Participants in the cognitive phenomenology debate have proceeded by (a) proposing a bifurcation of theoretical options into inflationary and non-inflationary theories, and then (b) providing arguments for/against one of these theories. I suggest that this method has failed to illuminate the commonalities and differences among conscious intentional states of different types, in the absence of a theory of the structure of these states. I propose such a theory. In perception, phenomenal-intentional properties combine with somatosensory properties to form P-I property clusters that serve as phenomenal modes of presentations of particulars. In imagination, somatosensory properties are replaced with phenomenal-intentional properties whose intentional objects are somatosensory properties, thus resulting in imaginative facsimiles of perceptual P-I property clusters. Such structures can then be used as phenomenal prototypes that pick out individuals and kinds. Sets of such prototypes constitute a subject’s conception of individuals and kinds. Combined with a few additional elements, these imaginative P-I property clusters serve as the building blocks of conscious cognitive states. Different ways of carving up theoretical space classify my theory either as inflationary or as non-inflationary. I conclude that the theory is anti-inflationary in the letter but inflationary in spirit.
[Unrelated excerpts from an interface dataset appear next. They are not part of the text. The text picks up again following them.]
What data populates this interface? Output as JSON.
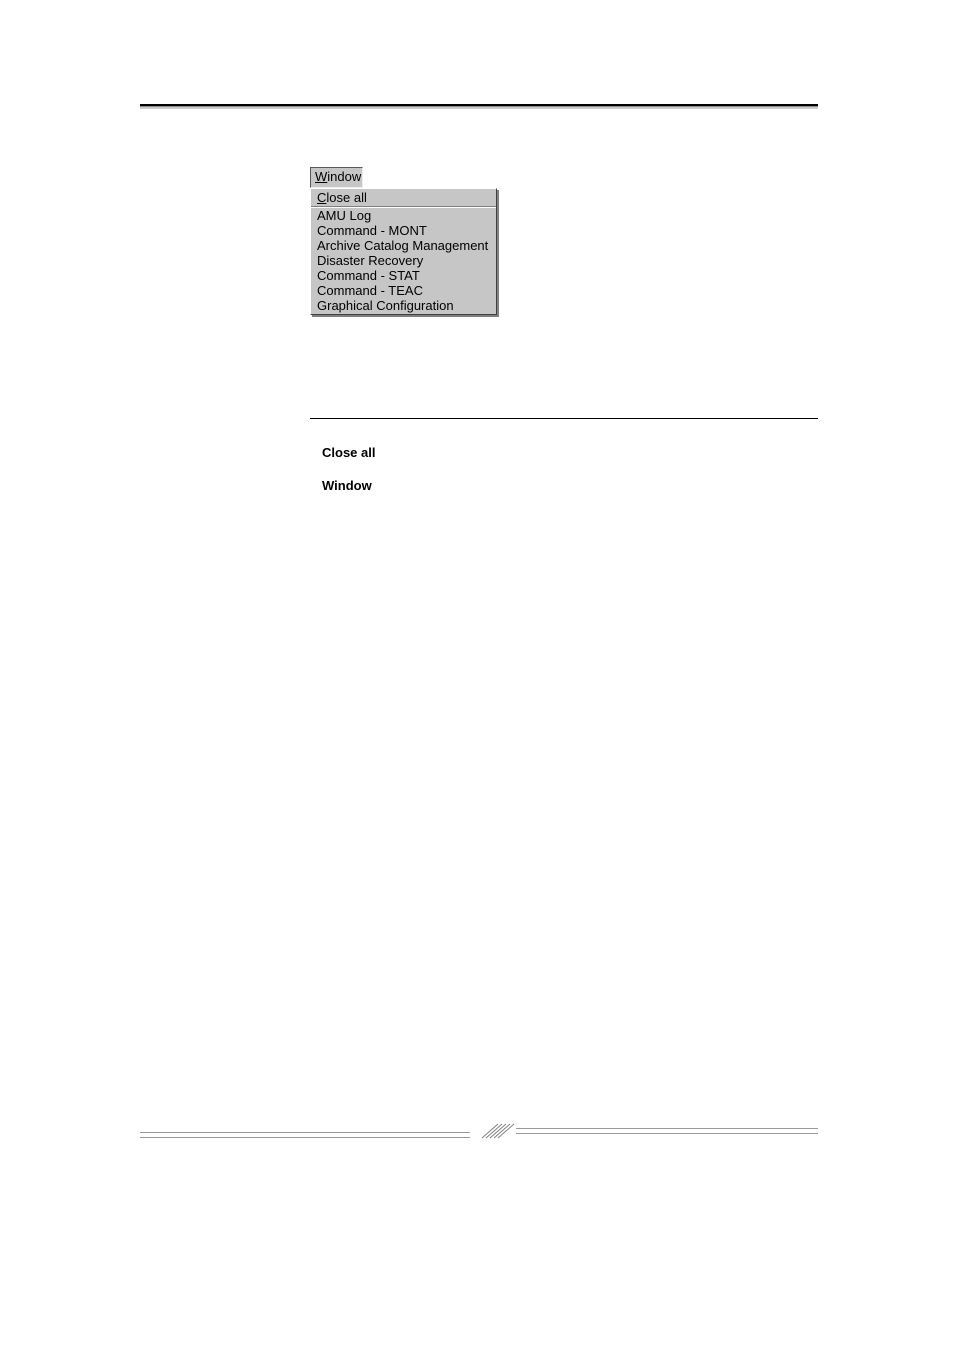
{
  "menu": {
    "title_prefix": "W",
    "title_rest": "indow",
    "items": [
      {
        "mn": "C",
        "rest": "lose all",
        "sep": true
      },
      {
        "mn": "",
        "rest": "AMU Log"
      },
      {
        "mn": "",
        "rest": "Command - MONT"
      },
      {
        "mn": "",
        "rest": "Archive Catalog Management"
      },
      {
        "mn": "",
        "rest": "Disaster Recovery"
      },
      {
        "mn": "",
        "rest": "Command - STAT"
      },
      {
        "mn": "",
        "rest": "Command - TEAC"
      },
      {
        "mn": "",
        "rest": "Graphical Configuration"
      }
    ]
  },
  "labels": {
    "close_all": "Close all",
    "window": "Window"
  }
}
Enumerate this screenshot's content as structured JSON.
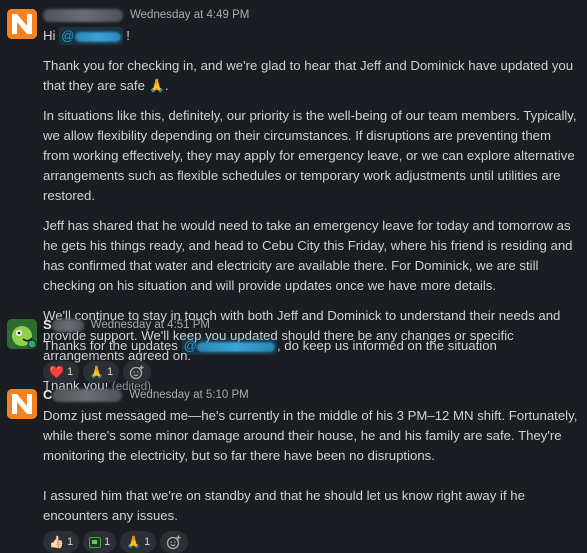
{
  "colors": {
    "background": "#1a1d21",
    "text": "#d1d2d3",
    "mention": "#1d9bd1",
    "avatar_orange": "#f58220",
    "avatar_green": "#2f6b2f"
  },
  "messages": [
    {
      "author_initial": "",
      "timestamp": "Wednesday at 4:49 PM",
      "greeting_prefix": "Hi",
      "greeting_suffix": "!",
      "paragraphs": [
        "Thank you for checking in, and we're glad to hear that Jeff and Dominick have updated you that they are safe 🙏.",
        "In situations like this, definitely, our priority is the well-being of our team members. Typically, we allow flexibility depending on their circumstances. If disruptions are preventing them from working effectively, they may apply for emergency leave, or we can explore alternative arrangements such as flexible schedules or temporary work adjustments until utilities are restored.",
        "Jeff has shared that he would need to take an emergency leave for today and tomorrow as he gets his things ready, and head to Cebu City this Friday, where his friend is residing and has confirmed that water and electricity are available there. For Dominick, we are still checking on his situation and will provide updates once we have more details.",
        "We'll continue to stay in touch with both Jeff and Dominick to understand their needs and provide support. We'll keep you updated should there be any changes or specific arrangements agreed on."
      ],
      "closing": "Thank you!",
      "edited_label": "(edited)"
    },
    {
      "author_initial": "S",
      "timestamp": "Wednesday at 4:51 PM",
      "text_prefix": "Thanks for the updates",
      "text_suffix": ", do keep us informed on the situation",
      "reactions": [
        {
          "emoji": "❤️",
          "icon": "heart-icon",
          "count": "1"
        },
        {
          "emoji": "🙏",
          "icon": "pray-icon",
          "count": "1"
        }
      ]
    },
    {
      "author_initial": "C",
      "timestamp": "Wednesday at 5:10 PM",
      "paragraphs": [
        "Domz just messaged me—he's currently in the middle of his 3 PM–12 MN shift. Fortunately, while there's some minor damage around their house, he and his family are safe. They're monitoring the electricity, but so far there have been no disruptions.",
        "I assured him that we're on standby and that he should let us know right away if he encounters any issues."
      ],
      "reactions": [
        {
          "emoji": "👍🏻",
          "icon": "thumbs-up-icon",
          "count": "1"
        },
        {
          "emoji": "",
          "icon": "tv-icon",
          "count": "1"
        },
        {
          "emoji": "🙏",
          "icon": "pray-icon",
          "count": "1"
        }
      ]
    }
  ]
}
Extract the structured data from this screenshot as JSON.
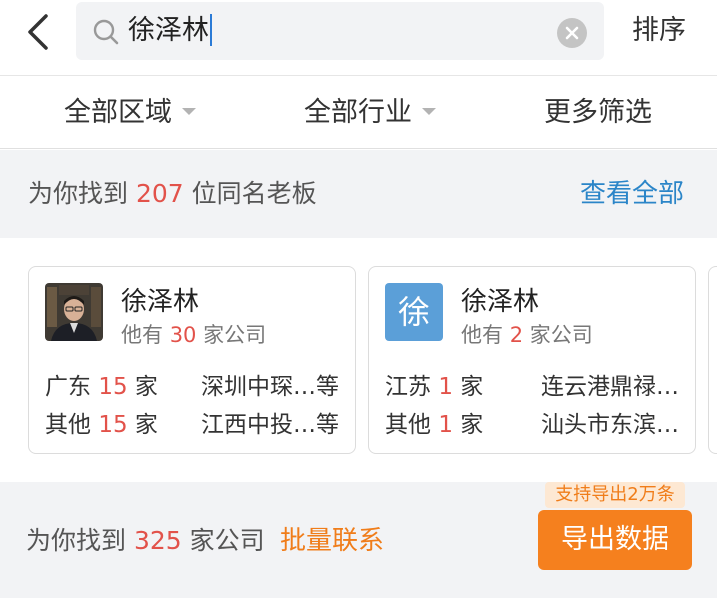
{
  "header": {
    "search_value": "徐泽林",
    "sort_label": "排序",
    "icons": {
      "back": "chevron-left-icon",
      "search": "search-icon",
      "clear": "clear-icon"
    }
  },
  "filters": [
    {
      "label": "全部区域",
      "has_dropdown": true
    },
    {
      "label": "全部行业",
      "has_dropdown": true
    },
    {
      "label": "更多筛选",
      "has_dropdown": false
    }
  ],
  "bosses_summary": {
    "prefix": "为你找到 ",
    "count": "207",
    "suffix": " 位同名老板",
    "view_all": "查看全部"
  },
  "cards": [
    {
      "name": "徐泽林",
      "avatar": "photo",
      "sub_prefix": "他有 ",
      "sub_count": "30",
      "sub_suffix": " 家公司",
      "rows": [
        {
          "region": "广东",
          "count": "15",
          "unit": "家",
          "company": "深圳中琛…等"
        },
        {
          "region": "其他",
          "count": "15",
          "unit": "家",
          "company": "江西中投…等"
        }
      ]
    },
    {
      "name": "徐泽林",
      "avatar": "letter",
      "avatar_letter": "徐",
      "sub_prefix": "他有 ",
      "sub_count": "2",
      "sub_suffix": " 家公司",
      "rows": [
        {
          "region": "江苏",
          "count": "1",
          "unit": "家",
          "company": "连云港鼎禄…"
        },
        {
          "region": "其他",
          "count": "1",
          "unit": "家",
          "company": "汕头市东滨…"
        }
      ]
    }
  ],
  "companies_summary": {
    "prefix": "为你找到 ",
    "count": "325",
    "suffix": " 家公司",
    "bulk_contact": "批量联系"
  },
  "export": {
    "tag": "支持导出2万条",
    "button": "导出数据"
  },
  "colors": {
    "accent_red": "#e2524a",
    "link_blue": "#2b85c8",
    "orange": "#f5801e",
    "avatar_blue": "#5b9fd8"
  }
}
Woodward, P. (2016). Conscious intentionality in perception, imagination, and cognition. Phenomenology and Mind, 1(11), 140–155. https://doi.org/10.13128/Phe_Mi-20097